S1: Episode 5 - Burns Taylor

Portrait of Burns

Episode Information

[Intro Music]

Narrator:          Welcome to My Heart is Not Blind. Narrative histories about blindness and perception. A traveling exhibition and book published by Trinity University Press, supported by Gronkowski Charitable Foundation, edited and hosted by Michael Nye. Every person. Every place is a map to somewhere else. Episode five Burns Taylor.

Burns:              My name is Burns Taylor. I’m 74 years old and I live in El Paso, Texas with my wife. I’m a former college English instructor and Im a freelance writer. I’ve published widely, just published a book this year called Hands Like Eyes. My life as a blind person began when I was three years old in January of 1944. It was a Saturday morning. My mother had left a group of children at home just for a minute while she ran to the store. There were about four or five cousins, my brother and I. My brother he was at the time, a little past 11, I was three, but he picked up a rifle and I think it was partly for show I, I don’t know. I remember my brother asked me if I wanted to play cowboys, and I said no. And that was just before the gun went off. Now I have two prosthesis, artificial eyes.

I was very hostile following the shooting. I was destructive. I broke things. I chopped up clay soldiers on my mother’s hardwood floor. And then I guess as time went by, my brother, he’s tooling around in his Thunderbird. I’m standing out here in the rain waiting for a bus. That sort of created, uh, anger, hostility.

I think the central question for me of, uh, existence, and that is how can I live peacefully with something that no one else would ever wanna be? How do you learn to live with something that society makes you feel you should be ashamed of that you’re not whole like everybody else. I’d be walking down the street, come to a corner, knew exactly where I was, and some guy would come up to me and say, Okay, let’s see here. You’re at the corner of Third Street in Vermont. Uh, you’re facing Vermont. I would say “Asshole I know where I am at. Get outta my face.”

Come up like they thought I had just dropped out of outer space. Right? And, and people ask you, you know, strangers on the bus, they’d sit out next to you, say, Uh, do you mind me asking a personal question? Usually I’d say, I Go ahead. Uh, how’d you go blind? You know, when I was young, my mother one time caught me masturbating and she said, “Son, you know, that can make you go blind?” Well, here I am, blind is a bat <laugh>. I mean, the whole thing, it seems like, who the hell are you a stranger to be asking me a question like that. I got a secret. Just follow me around and you’ll see, you’ll see what it is that I am competent. And on any given day, I’ll kick your ass. I, I’ve learned to compensate for most things. I taught college, I’ve written books and a lot more than people with all their senses and sight and everything else haven’t done.

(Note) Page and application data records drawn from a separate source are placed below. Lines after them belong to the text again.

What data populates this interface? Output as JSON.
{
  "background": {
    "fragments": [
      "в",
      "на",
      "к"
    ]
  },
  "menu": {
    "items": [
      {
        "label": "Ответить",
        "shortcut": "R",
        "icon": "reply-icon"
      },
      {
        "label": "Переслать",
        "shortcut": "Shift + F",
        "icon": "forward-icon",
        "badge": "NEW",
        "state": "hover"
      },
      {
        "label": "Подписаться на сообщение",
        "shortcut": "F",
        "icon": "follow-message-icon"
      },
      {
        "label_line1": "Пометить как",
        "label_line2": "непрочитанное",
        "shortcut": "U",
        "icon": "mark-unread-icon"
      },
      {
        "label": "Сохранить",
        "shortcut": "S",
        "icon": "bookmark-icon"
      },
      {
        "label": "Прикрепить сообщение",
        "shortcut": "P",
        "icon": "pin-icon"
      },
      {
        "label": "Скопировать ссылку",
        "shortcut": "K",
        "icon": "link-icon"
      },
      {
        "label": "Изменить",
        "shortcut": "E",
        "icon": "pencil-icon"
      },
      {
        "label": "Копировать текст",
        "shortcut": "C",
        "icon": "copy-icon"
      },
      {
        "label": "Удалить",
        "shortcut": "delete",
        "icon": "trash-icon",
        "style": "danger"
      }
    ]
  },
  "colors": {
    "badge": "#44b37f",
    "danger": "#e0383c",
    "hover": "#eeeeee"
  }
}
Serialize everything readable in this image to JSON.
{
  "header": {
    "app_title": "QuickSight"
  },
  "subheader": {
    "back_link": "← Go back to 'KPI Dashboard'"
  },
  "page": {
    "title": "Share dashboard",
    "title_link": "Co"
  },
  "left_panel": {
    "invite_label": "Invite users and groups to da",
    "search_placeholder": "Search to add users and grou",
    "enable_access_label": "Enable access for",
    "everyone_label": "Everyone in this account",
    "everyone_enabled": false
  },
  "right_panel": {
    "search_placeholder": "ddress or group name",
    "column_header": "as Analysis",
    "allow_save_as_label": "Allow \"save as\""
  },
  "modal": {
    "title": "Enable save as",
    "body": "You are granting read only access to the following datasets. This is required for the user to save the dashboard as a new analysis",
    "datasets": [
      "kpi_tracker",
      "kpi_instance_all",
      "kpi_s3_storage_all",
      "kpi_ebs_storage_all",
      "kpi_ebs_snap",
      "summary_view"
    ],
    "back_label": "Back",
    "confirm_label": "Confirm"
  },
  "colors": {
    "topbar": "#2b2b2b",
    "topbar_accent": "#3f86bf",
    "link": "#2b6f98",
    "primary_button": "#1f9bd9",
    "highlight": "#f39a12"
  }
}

I discovered echolocation almost by accident. I was sitting in a car and I stuck my head out the window and I made the sound like you make when you’re shaming a kid, you know? And I got back an echo. I said, Wait, wow. I hear something over there. I could tell where things were. I could tell how far away they were. I could read textures of walls. I could tell whether it was a fence or a wall that I was passing by, at that point, then I wanted a bicycle, and the echolocation enabled me to ride the bicycle around.

Sight is the most superficial of all senses. It measures surfaces only skin color. It doesn’t touch the inside of anything. Whereas touch, of course, to me, is much more real. And with braille, of course, you’re feeling the dots. Dang man, it’s a sexy thing almost. You know, you’re like, you’re touching those words.

My mother always referred to the shooting as your accident, as if I were the author <laugh> of the shooting. And I’m thinking my accident, Hell, I guess the bottom line of this whole story is about forgiveness, because I went through years of being hostile, angry toward my brother, and I didn’t really work through that one until a few years ago. My brother suffered the loss of both of his sons. And when he lost the second son, he called me up to tell me. I could tell he was very choked up. This was the second son that he had lost. And he, at that point, after he told me, he said, Man, I’m so sorry. I said, For what? He said, for everything. I thought, Okay, <laugh>, okay. I finally got something out of this guy, you know? And from that point on, uh, I forgave, my brother said, Okay. He, he included me in that, in that everything.

[Outro Music]

Host:                This is Michael Nye, and you have been listening to a podcast of narrative histories. Burns Taylor is a teacher, poet, and essayist. He received his B.A. in English and Master’s in literature from the University of Southern California. He said, “I started brill when I was in the first grade and fell in love with reading. Burns said, Oh my God. John Steinbeck’s books, Tortilla Flats and of Mice and Men are life changing stories.” His latest book, Hands Like Eyes, is a book of poems, songs and fantasies.

Join me next week. Two new episodes will be released. Please subscribe, rate, and review this podcast. You can also go to my website, michaelnye.org/podcast for transcripts and other information. There are so many ways. Different ways to experience moments to their fullest. Thank you for listening.